▶ **Task to complete**:
Leave the pictures out. Return the rest of the listing below exactly.

▶ **Data records**:

::::::::::

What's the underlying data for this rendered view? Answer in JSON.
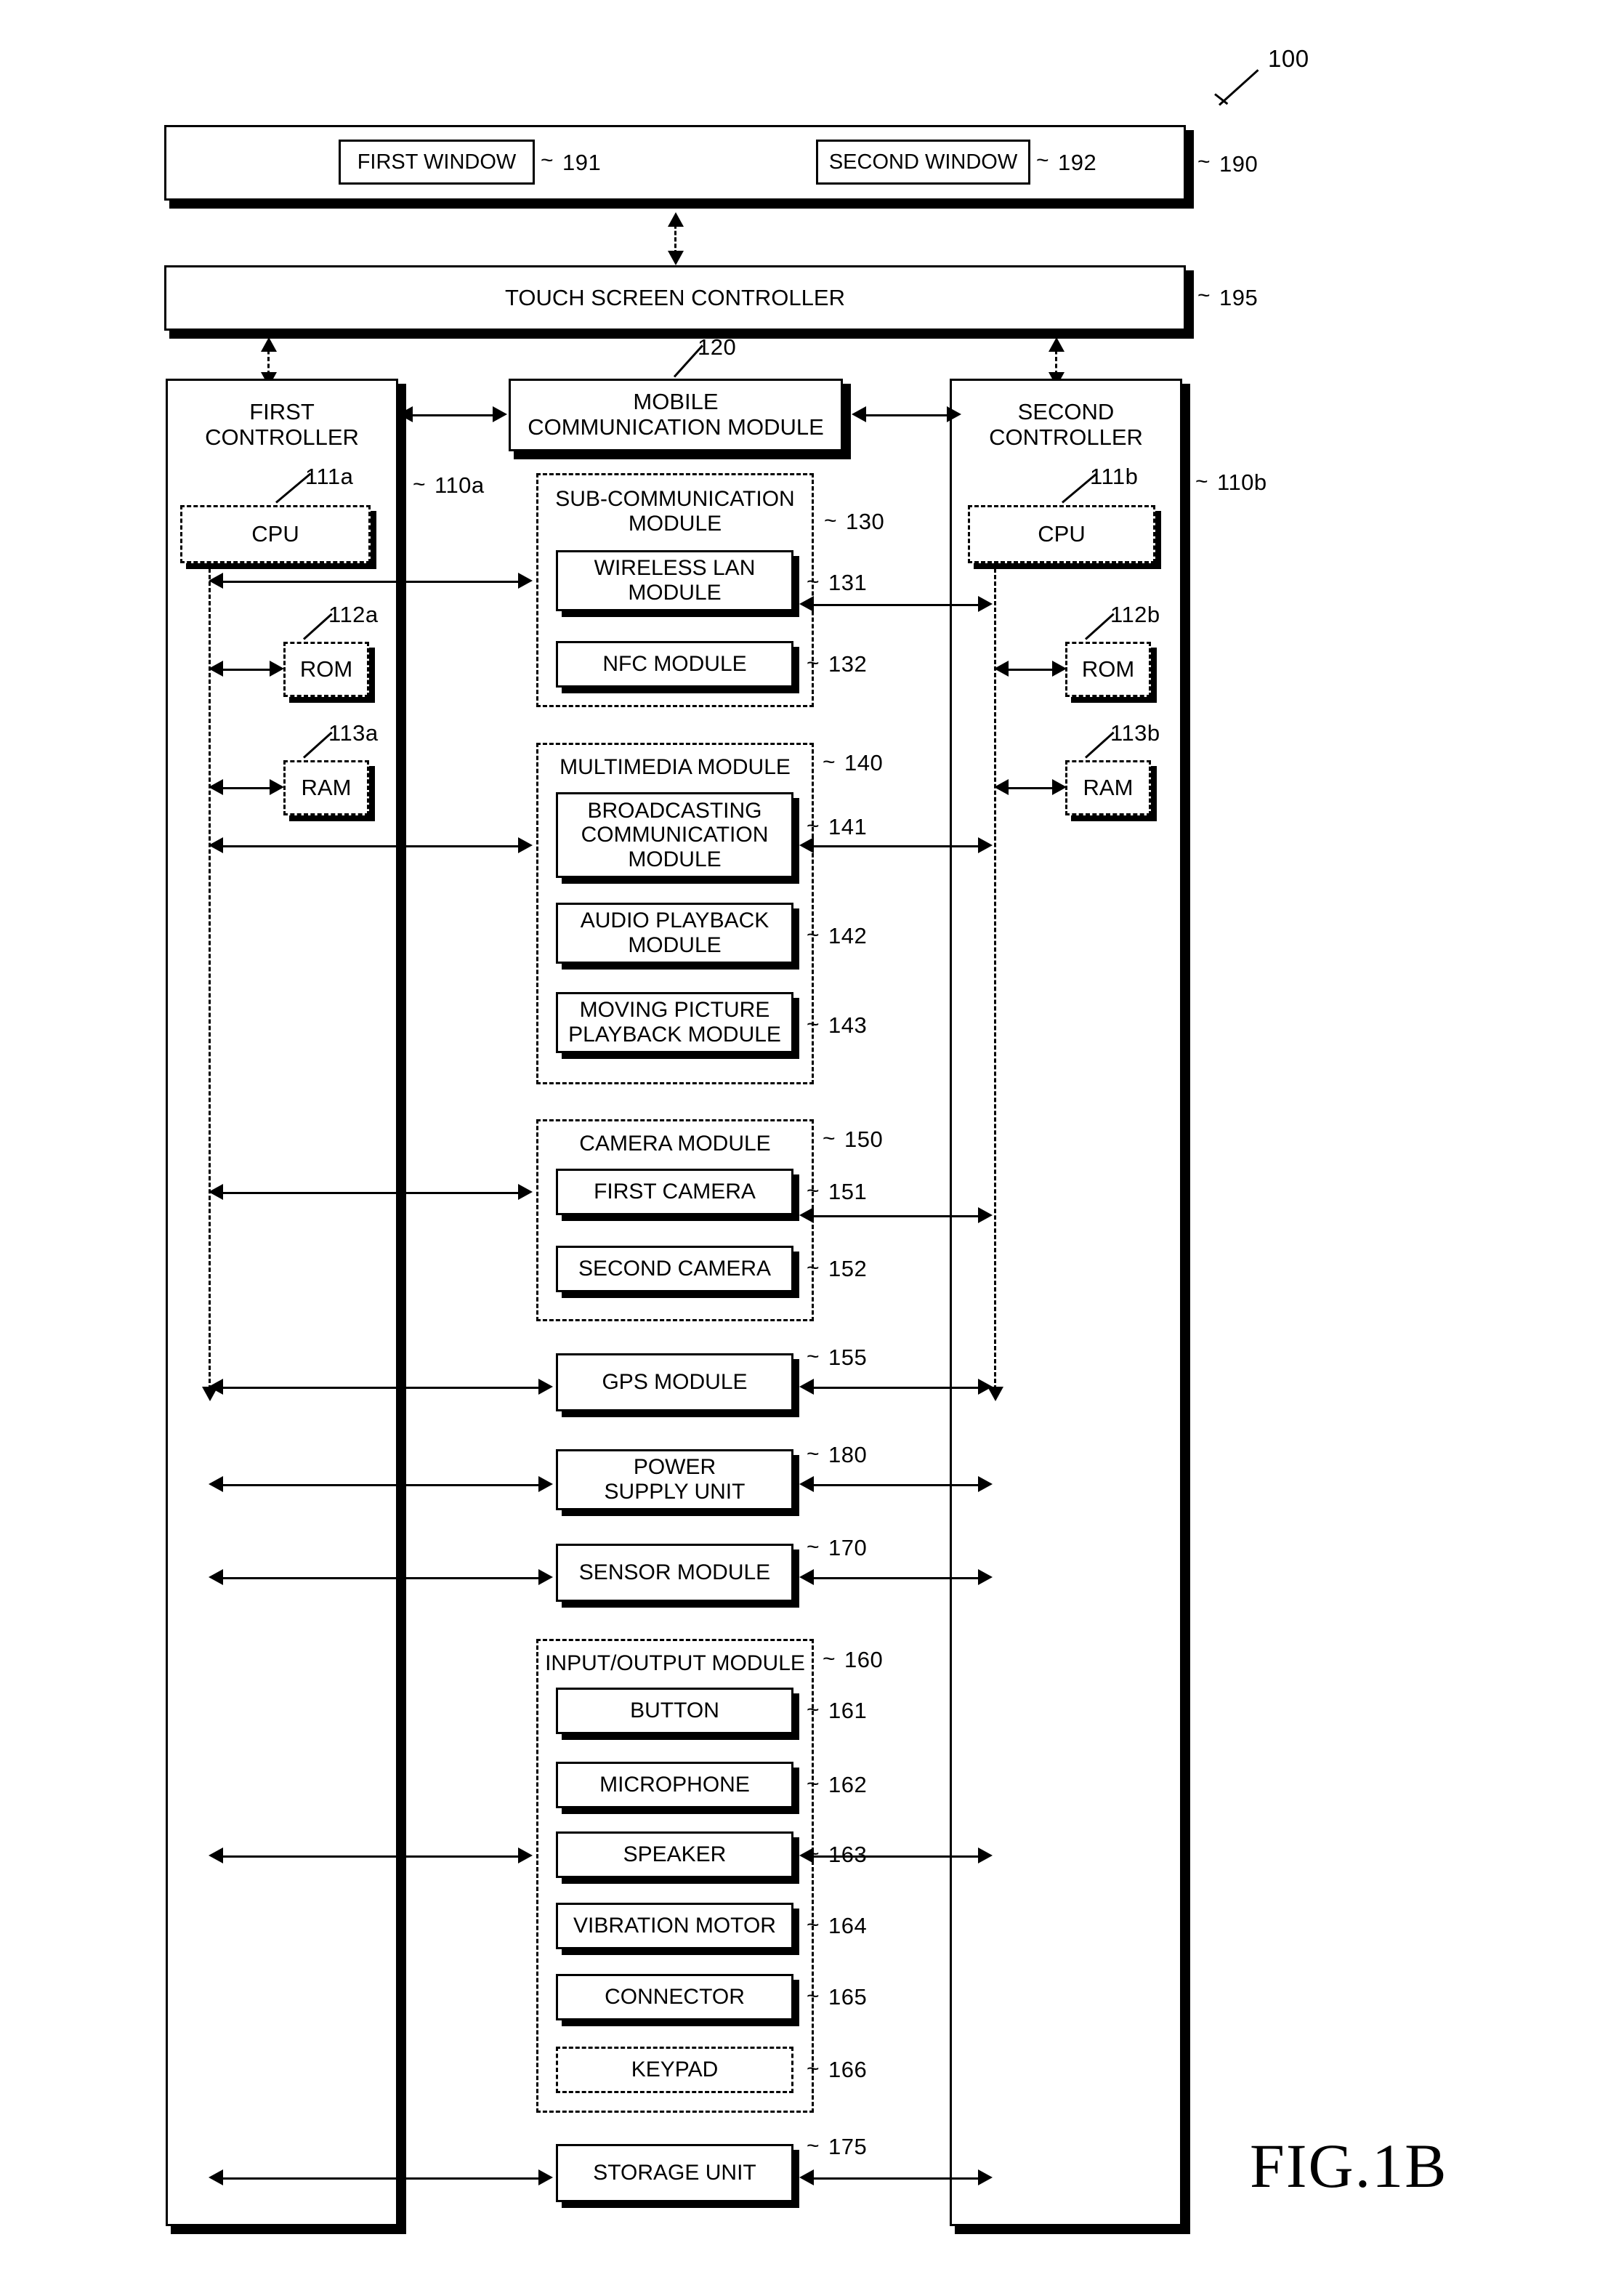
{
  "figure": {
    "label": "FIG.1B",
    "device_ref": "100"
  },
  "display": {
    "ref": "190",
    "first_window": {
      "label": "FIRST WINDOW",
      "ref": "191"
    },
    "second_window": {
      "label": "SECOND WINDOW",
      "ref": "192"
    }
  },
  "touch_screen_controller": {
    "label": "TOUCH SCREEN CONTROLLER",
    "ref": "195"
  },
  "first_controller": {
    "label": "FIRST\nCONTROLLER",
    "ref": "110a",
    "cpu": {
      "label": "CPU",
      "ref": "111a"
    },
    "rom": {
      "label": "ROM",
      "ref": "112a"
    },
    "ram": {
      "label": "RAM",
      "ref": "113a"
    }
  },
  "second_controller": {
    "label": "SECOND\nCONTROLLER",
    "ref": "110b",
    "cpu": {
      "label": "CPU",
      "ref": "111b"
    },
    "rom": {
      "label": "ROM",
      "ref": "112b"
    },
    "ram": {
      "label": "RAM",
      "ref": "113b"
    }
  },
  "mobile_communication_module": {
    "label": "MOBILE\nCOMMUNICATION MODULE",
    "ref": "120"
  },
  "sub_communication_module": {
    "label": "SUB-COMMUNICATION\nMODULE",
    "ref": "130",
    "children": [
      {
        "label": "WIRELESS LAN\nMODULE",
        "ref": "131"
      },
      {
        "label": "NFC MODULE",
        "ref": "132"
      }
    ]
  },
  "multimedia_module": {
    "label": "MULTIMEDIA MODULE",
    "ref": "140",
    "children": [
      {
        "label": "BROADCASTING\nCOMMUNICATION\nMODULE",
        "ref": "141"
      },
      {
        "label": "AUDIO PLAYBACK\nMODULE",
        "ref": "142"
      },
      {
        "label": "MOVING PICTURE\nPLAYBACK MODULE",
        "ref": "143"
      }
    ]
  },
  "camera_module": {
    "label": "CAMERA MODULE",
    "ref": "150",
    "children": [
      {
        "label": "FIRST CAMERA",
        "ref": "151"
      },
      {
        "label": "SECOND CAMERA",
        "ref": "152"
      }
    ]
  },
  "gps_module": {
    "label": "GPS MODULE",
    "ref": "155"
  },
  "power_supply_unit": {
    "label": "POWER\nSUPPLY UNIT",
    "ref": "180"
  },
  "sensor_module": {
    "label": "SENSOR MODULE",
    "ref": "170"
  },
  "input_output_module": {
    "label": "INPUT/OUTPUT MODULE",
    "ref": "160",
    "children": [
      {
        "label": "BUTTON",
        "ref": "161"
      },
      {
        "label": "MICROPHONE",
        "ref": "162"
      },
      {
        "label": "SPEAKER",
        "ref": "163"
      },
      {
        "label": "VIBRATION MOTOR",
        "ref": "164"
      },
      {
        "label": "CONNECTOR",
        "ref": "165"
      },
      {
        "label": "KEYPAD",
        "ref": "166"
      }
    ]
  },
  "storage_unit": {
    "label": "STORAGE UNIT",
    "ref": "175"
  }
}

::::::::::

▶ **Exercise answer**:
What's the underlying data for this rendered view? Answer in JSON.
{
  "figure": {
    "label": "FIG.1B",
    "device_ref": "100"
  },
  "display": {
    "ref": "190",
    "first_window": {
      "label": "FIRST WINDOW",
      "ref": "191"
    },
    "second_window": {
      "label": "SECOND WINDOW",
      "ref": "192"
    }
  },
  "touch_screen_controller": {
    "label": "TOUCH SCREEN CONTROLLER",
    "ref": "195"
  },
  "first_controller": {
    "label": "FIRST\nCONTROLLER",
    "ref": "110a",
    "cpu": {
      "label": "CPU",
      "ref": "111a"
    },
    "rom": {
      "label": "ROM",
      "ref": "112a"
    },
    "ram": {
      "label": "RAM",
      "ref": "113a"
    }
  },
  "second_controller": {
    "label": "SECOND\nCONTROLLER",
    "ref": "110b",
    "cpu": {
      "label": "CPU",
      "ref": "111b"
    },
    "rom": {
      "label": "ROM",
      "ref": "112b"
    },
    "ram": {
      "label": "RAM",
      "ref": "113b"
    }
  },
  "mobile_communication_module": {
    "label": "MOBILE\nCOMMUNICATION MODULE",
    "ref": "120"
  },
  "sub_communication_module": {
    "label": "SUB-COMMUNICATION\nMODULE",
    "ref": "130",
    "children": [
      {
        "label": "WIRELESS LAN\nMODULE",
        "ref": "131"
      },
      {
        "label": "NFC MODULE",
        "ref": "132"
      }
    ]
  },
  "multimedia_module": {
    "label": "MULTIMEDIA MODULE",
    "ref": "140",
    "children": [
      {
        "label": "BROADCASTING\nCOMMUNICATION\nMODULE",
        "ref": "141"
      },
      {
        "label": "AUDIO PLAYBACK\nMODULE",
        "ref": "142"
      },
      {
        "label": "MOVING PICTURE\nPLAYBACK MODULE",
        "ref": "143"
      }
    ]
  },
  "camera_module": {
    "label": "CAMERA MODULE",
    "ref": "150",
    "children": [
      {
        "label": "FIRST CAMERA",
        "ref": "151"
      },
      {
        "label": "SECOND CAMERA",
        "ref": "152"
      }
    ]
  },
  "gps_module": {
    "label": "GPS MODULE",
    "ref": "155"
  },
  "power_supply_unit": {
    "label": "POWER\nSUPPLY UNIT",
    "ref": "180"
  },
  "sensor_module": {
    "label": "SENSOR MODULE",
    "ref": "170"
  },
  "input_output_module": {
    "label": "INPUT/OUTPUT MODULE",
    "ref": "160",
    "children": [
      {
        "label": "BUTTON",
        "ref": "161"
      },
      {
        "label": "MICROPHONE",
        "ref": "162"
      },
      {
        "label": "SPEAKER",
        "ref": "163"
      },
      {
        "label": "VIBRATION MOTOR",
        "ref": "164"
      },
      {
        "label": "CONNECTOR",
        "ref": "165"
      },
      {
        "label": "KEYPAD",
        "ref": "166"
      }
    ]
  },
  "storage_unit": {
    "label": "STORAGE UNIT",
    "ref": "175"
  }
}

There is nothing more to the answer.